By far the most important technological advance is the internet. Sourcing supplies, searching out the best deal, looking for international sources or scare materials are now only a click away. Disappointingly most SMEs do not use the internet enough to secure the best sources of supply by scanning the marketplace. Most would do well to learn from how eBay now works.
How can small companies balance ethical values with the need to maintain healthy cashflow?
Sustainable purchasing of legitimate products rather than copies from black economy sources can only be a recommendation here. We advocate following the Chartered Institute of Purchasing and Supply code of ethics in all circumstances, irrespective of cashflow.
This is a guest post by Jo Higgings from the TurbineHQ.com blog.
Bank lending to business, or lack of it, is in the news at the moment. But it is possible to bootstrap a business without a ton of cash. I know. I’ve done it: I have started three different businesses without a penny of VC funding or any loans. And the benefits are more control, more flexibility and potentially less risk. Here are three options based on my experience:
- Organic growth. The first, IG, was a computer games company. I started it when I was 18 and I had nothing to lose. I got a job in my gap year as a programmer and that gave me experience and funds to develop games in my spare time. After I left university I had two games to my credit and I was able to parlay that experience into generous advances from three different games companies, including the creators of SimCity and The Sims. This funded our first hires and the first office. After that and for ten years, we funded growth out of revenues. When I sold it in 2000, we had a turnover in excess of £3m and around 70 staff.
- Small is beautiful. My second business, Articulate Marketing, is still running well and it takes a very different approach to growth. The company is small and focused on a specific market (multinational technology companies) and specific services (content and social media marketing). Articulate does not have a large number of staff – just three employees and a number of trusted contractors – but the company is growing by increasing the value of the work we do rather than the quantity.

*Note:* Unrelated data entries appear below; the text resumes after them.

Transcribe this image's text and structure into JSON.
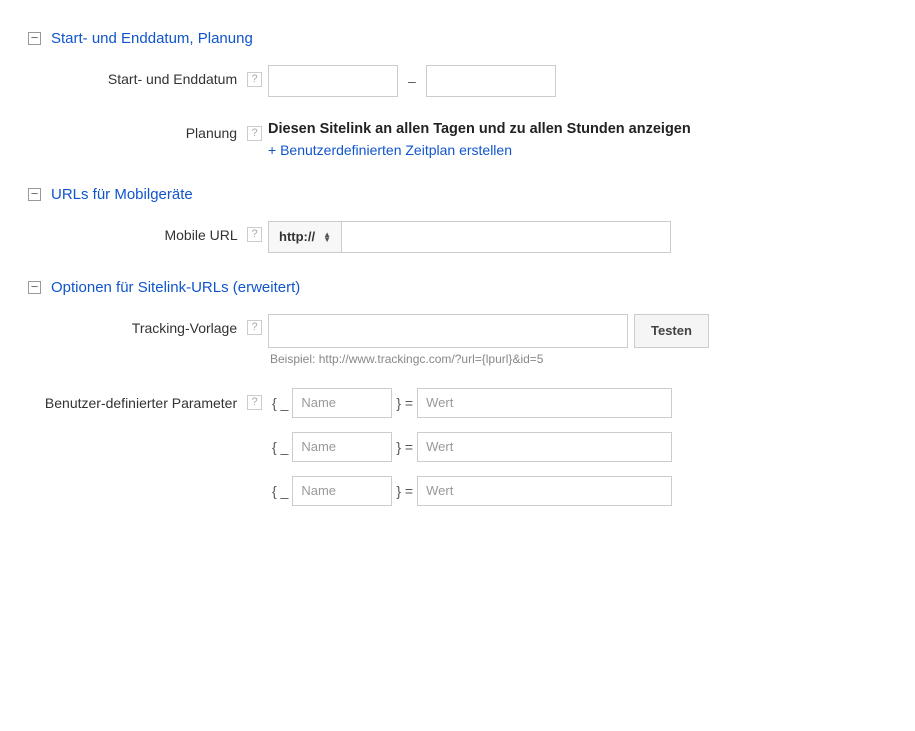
{
  "sections": {
    "dates": {
      "title": "Start- und Enddatum, Planung"
    },
    "mobile": {
      "title": "URLs für Mobilgeräte"
    },
    "advanced": {
      "title": "Optionen für Sitelink-URLs (erweitert)"
    }
  },
  "dates": {
    "label": "Start- und Enddatum",
    "separator": "–",
    "start_value": "",
    "end_value": ""
  },
  "planning": {
    "label": "Planung",
    "bold_text": "Diesen Sitelink an allen Tagen und zu allen Stunden anzeigen",
    "link_text": "+ Benutzerdefinierten Zeitplan erstellen"
  },
  "mobile_url": {
    "label": "Mobile URL",
    "protocol": "http://",
    "value": ""
  },
  "tracking": {
    "label": "Tracking-Vorlage",
    "value": "",
    "test_button": "Testen",
    "example": "Beispiel: http://www.trackingc.com/?url={lpurl}&id=5"
  },
  "custom_params": {
    "label": "Benutzer-definierter Parameter",
    "brace_open": "{ _",
    "brace_close": "} =",
    "name_placeholder": "Name",
    "value_placeholder": "Wert",
    "rows": [
      {
        "name": "",
        "value": ""
      },
      {
        "name": "",
        "value": ""
      },
      {
        "name": "",
        "value": ""
      }
    ]
  },
  "help_icon_char": "?"
}
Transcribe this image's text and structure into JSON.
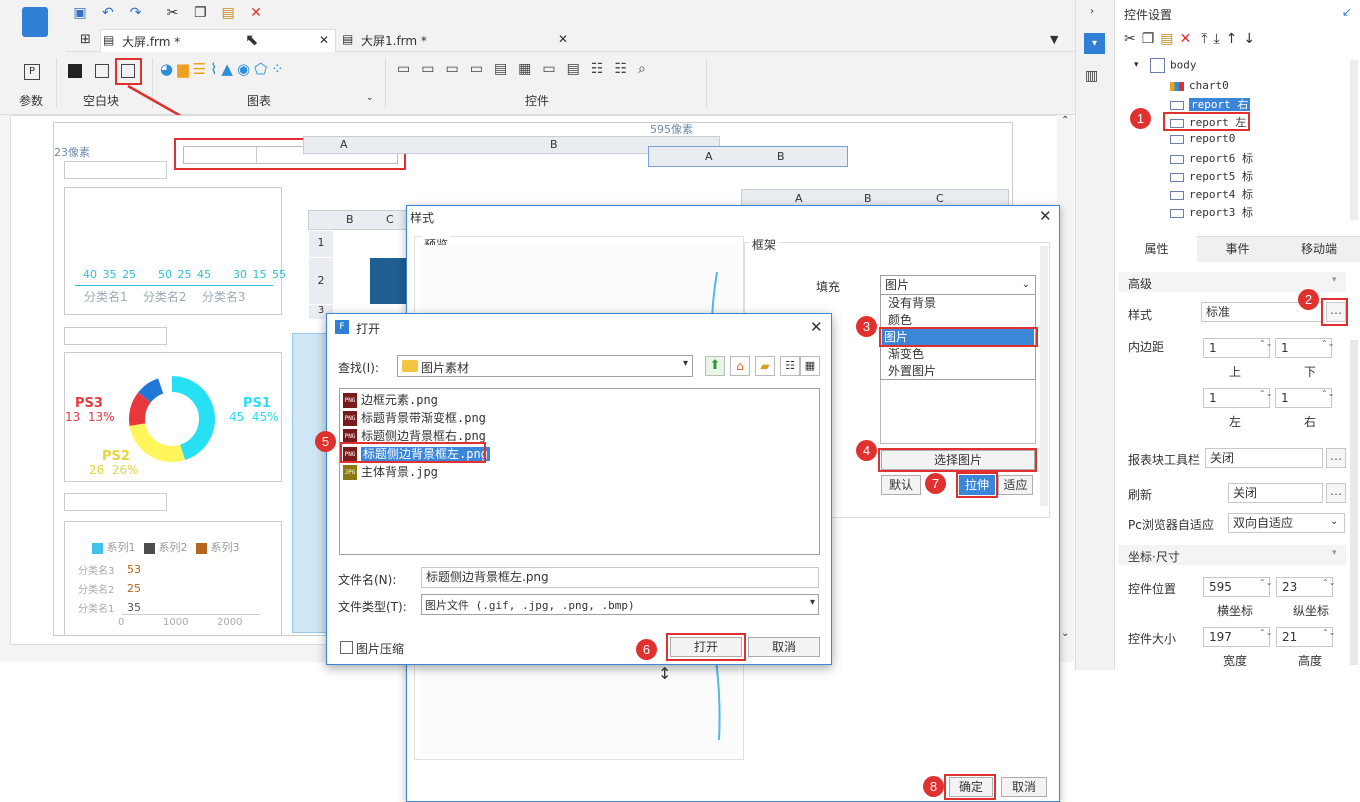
{
  "toolbar": {
    "tabs": [
      {
        "label": "大屏.frm *"
      },
      {
        "label": "大屏1.frm *"
      }
    ],
    "groups": {
      "params": "参数",
      "blank": "空白块",
      "chart": "图表",
      "widget": "控件"
    }
  },
  "canvas": {
    "label_left": "23像素",
    "label_top": "595像素",
    "table_headers_top": [
      "A",
      "B"
    ],
    "table_headers_small": [
      "A",
      "B"
    ],
    "table_headers_right": [
      "A",
      "B",
      "C"
    ],
    "table_headers_mid": [
      "B",
      "C"
    ],
    "row_numbers": [
      "1",
      "2",
      "3"
    ],
    "bar_chart": {
      "values": [
        "40",
        "35",
        "25",
        "50",
        "25",
        "45",
        "30",
        "15",
        "55"
      ],
      "categories": [
        "分类名1",
        "分类名2",
        "分类名3"
      ]
    },
    "donut": {
      "ps1_name": "PS1",
      "ps1_value": "45  45%",
      "ps2_name": "PS2",
      "ps2_value": "26  26%",
      "ps3_name": "PS3",
      "ps3_value": "13  13%"
    },
    "hbar": {
      "legend": [
        "系列1",
        "系列2",
        "系列3"
      ],
      "categories": [
        "分类名3",
        "分类名2",
        "分类名1"
      ],
      "values": [
        "53",
        "25",
        "35"
      ],
      "x_ticks": [
        "0",
        "1000",
        "2000"
      ]
    },
    "colors": {
      "cyan": "#27e0f4",
      "yellow": "#fff65b",
      "red": "#e8383d",
      "blue": "#1f78d6"
    }
  },
  "style_dialog": {
    "title": "样式",
    "preview_label": "预览",
    "frame_label": "框架",
    "fill_label": "填充",
    "fill_value": "图片",
    "fill_options": [
      "没有背景",
      "颜色",
      "图片",
      "渐变色",
      "外置图片"
    ],
    "choose_image": "选择图片",
    "modes": [
      "默认",
      "拉伸",
      "适应"
    ],
    "ok": "确定",
    "cancel": "取消"
  },
  "open_dialog": {
    "title": "打开",
    "look_in_label": "查找(I):",
    "look_in_value": "图片素材",
    "files": [
      {
        "name": "边框元素.png",
        "type": "PNG"
      },
      {
        "name": "标题背景带渐变框.png",
        "type": "PNG"
      },
      {
        "name": "标题侧边背景框右.png",
        "type": "PNG"
      },
      {
        "name": "标题侧边背景框左.png",
        "type": "PNG"
      },
      {
        "name": "主体背景.jpg",
        "type": "JPG"
      }
    ],
    "filename_label": "文件名(N):",
    "filename_value": "标题侧边背景框左.png",
    "filetype_label": "文件类型(T):",
    "filetype_value": "图片文件 (.gif, .jpg, .png, .bmp)",
    "compress": "图片压缩",
    "open": "打开",
    "cancel": "取消"
  },
  "right_panel": {
    "title": "控件设置",
    "tree": [
      "body",
      "chart0",
      "report 右",
      "report 左",
      "report0",
      "report6 标",
      "report5 标",
      "report4 标",
      "report3 标"
    ],
    "tabs": [
      "属性",
      "事件",
      "移动端"
    ],
    "advanced": "高级",
    "style_label": "样式",
    "style_value": "标准",
    "padding_label": "内边距",
    "padding": {
      "top": "1",
      "bottom": "1",
      "left": "1",
      "right": "1"
    },
    "padding_names": {
      "top": "上",
      "bottom": "下",
      "left": "左",
      "right": "右"
    },
    "report_toolbar_label": "报表块工具栏",
    "report_toolbar_value": "关闭",
    "refresh_label": "刷新",
    "refresh_value": "关闭",
    "pc_adapt_label": "Pc浏览器自适应",
    "pc_adapt_value": "双向自适应",
    "coord_section": "坐标·尺寸",
    "position_label": "控件位置",
    "position": {
      "x": "595",
      "y": "23"
    },
    "position_names": {
      "x": "横坐标",
      "y": "纵坐标"
    },
    "size_label": "控件大小",
    "size": {
      "w": "197",
      "h": "21"
    },
    "size_names": {
      "w": "宽度",
      "h": "高度"
    }
  },
  "badges": [
    "1",
    "2",
    "3",
    "4",
    "5",
    "6",
    "7",
    "8"
  ]
}
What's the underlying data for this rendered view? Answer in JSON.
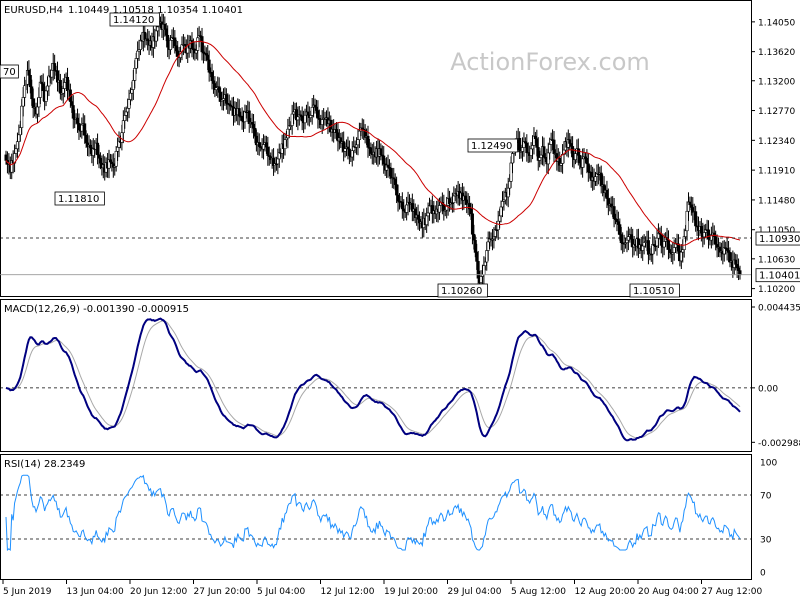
{
  "watermark": "ActionForex.com",
  "chart_data": [
    {
      "type": "candlestick",
      "title": "EURUSD,H4",
      "ohlc_text": "1.10449 1.10518 1.10354 1.10401",
      "ylim": [
        1.1018,
        1.1425
      ],
      "yticks": [
        "1.14050",
        "1.13620",
        "1.13200",
        "1.12770",
        "1.12340",
        "1.11910",
        "1.11480",
        "1.11050",
        "1.10630",
        "1.10200"
      ],
      "moving_average_color": "#cc0000",
      "up_color": "#000000",
      "down_color": "#000000",
      "close_series": [
        1.1205,
        1.1188,
        1.1215,
        1.1242,
        1.1296,
        1.1335,
        1.1294,
        1.1272,
        1.1318,
        1.129,
        1.1327,
        1.1345,
        1.1318,
        1.1302,
        1.1325,
        1.129,
        1.1264,
        1.1249,
        1.1258,
        1.1225,
        1.1212,
        1.123,
        1.1201,
        1.1188,
        1.1206,
        1.1195,
        1.1224,
        1.1245,
        1.1275,
        1.1302,
        1.1338,
        1.1365,
        1.139,
        1.1378,
        1.1368,
        1.1392,
        1.1405,
        1.1395,
        1.1365,
        1.1382,
        1.1355,
        1.1372,
        1.136,
        1.1378,
        1.136,
        1.1385,
        1.136,
        1.135,
        1.132,
        1.131,
        1.129,
        1.13,
        1.1285,
        1.127,
        1.128,
        1.1262,
        1.1275,
        1.126,
        1.124,
        1.1225,
        1.1228,
        1.1212,
        1.1208,
        1.12,
        1.1215,
        1.1235,
        1.1255,
        1.1275,
        1.1268,
        1.1262,
        1.1275,
        1.127,
        1.1282,
        1.1264,
        1.1266,
        1.1258,
        1.125,
        1.1245,
        1.123,
        1.1222,
        1.1212,
        1.1225,
        1.1235,
        1.125,
        1.124,
        1.1215,
        1.121,
        1.1222,
        1.12,
        1.1195,
        1.118,
        1.1155,
        1.1145,
        1.113,
        1.1142,
        1.1135,
        1.112,
        1.1108,
        1.1125,
        1.114,
        1.1128,
        1.114,
        1.1132,
        1.115,
        1.1144,
        1.1155,
        1.1158,
        1.1148,
        1.1135,
        1.109,
        1.1035,
        1.104,
        1.1075,
        1.109,
        1.1105,
        1.1125,
        1.1148,
        1.1165,
        1.1215,
        1.1235,
        1.1218,
        1.123,
        1.1212,
        1.124,
        1.1205,
        1.1225,
        1.12,
        1.1235,
        1.1215,
        1.1198,
        1.122,
        1.1235,
        1.121,
        1.1222,
        1.1195,
        1.1208,
        1.1188,
        1.1175,
        1.1185,
        1.117,
        1.115,
        1.1138,
        1.112,
        1.1098,
        1.1085,
        1.1095,
        1.108,
        1.1092,
        1.1075,
        1.1088,
        1.107,
        1.1082,
        1.11,
        1.108,
        1.109,
        1.107,
        1.1085,
        1.106,
        1.1095,
        1.1145,
        1.113,
        1.111,
        1.11,
        1.1105,
        1.109,
        1.1095,
        1.108,
        1.107,
        1.1075,
        1.106,
        1.1055,
        1.104
      ],
      "labels": [
        {
          "text": "1.14120"
        },
        {
          "text": "1.11810"
        },
        {
          "text": "1.12490"
        },
        {
          "text": "1.10260"
        },
        {
          "text": "1.10510"
        },
        {
          "text": "70"
        }
      ],
      "hline_label": "1.10930",
      "current_price_label": "1.10401"
    },
    {
      "type": "line",
      "title": "MACD(12,26,9) -0.001390 -0.000915",
      "yticks": [
        "0.004435",
        "0.00",
        "-0.002988"
      ],
      "ylim": [
        -0.0033,
        0.0046
      ],
      "series": [
        {
          "name": "MACD",
          "color": "#000080"
        },
        {
          "name": "Signal",
          "color": "#a9a9a9"
        }
      ]
    },
    {
      "type": "line",
      "title": "RSI(14) 28.2349",
      "yticks": [
        "100",
        "70",
        "30",
        "0"
      ],
      "ylim": [
        0,
        100
      ],
      "levels": [
        70,
        30
      ],
      "series": [
        {
          "name": "RSI",
          "color": "#1e90ff"
        }
      ]
    }
  ],
  "x_axis": [
    "5 Jun 2019",
    "13 Jun 04:00",
    "20 Jun 12:00",
    "27 Jun 20:00",
    "5 Jul 04:00",
    "12 Jul 12:00",
    "19 Jul 20:00",
    "29 Jul 04:00",
    "5 Aug 12:00",
    "12 Aug 20:00",
    "20 Aug 04:00",
    "27 Aug 12:00"
  ]
}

- MVP. My third business, TurbineHQ.com, takes a different approach again. I was really impressed by the approach of 37Signals to distributed teams (check out their books Rework and Getting Real), Tim Ferris’s idea of radical outsourcing (although his book, the 4-hour Work Week, is a bit silly) and Eric Ries’s book The Lean Startup and his idea of the ‘minimal viable product’. With Turbine, I have team members in Ukraine, Argentina and the UK and the company is growing fast. It’s being funded / incubated with Articulate but the low cost of development is a revelation compared to the epic salary bills at Intelligent Games.
Of course, there are downsides of self-funding, staying small and organic growth. Perhaps the biggest issue is that it can be hard to grow quickly but I describe the VC-funded ‘big bang’ approach to business as running fast without necessarily knowing that you’re running in the right direction. But the big thing I’ve learned is that if you can keep your costs low and the value of your product high, self-financing is a viable option.
It’s nearly 20 years since management writer Charles Handy introduced the concept of the ‘portfolio’ career, but management techniques are only just catching up with the concept of the mobile worker. So intent have businesses been on the cost-saving benefits of virtual working, they may have overlooked the need to adapt their management to fit the newly autonomous work style. Check out this free HP white paper to get the latest management thinking about flexible work patterns.
Click on the attached PDF file below to read or download it.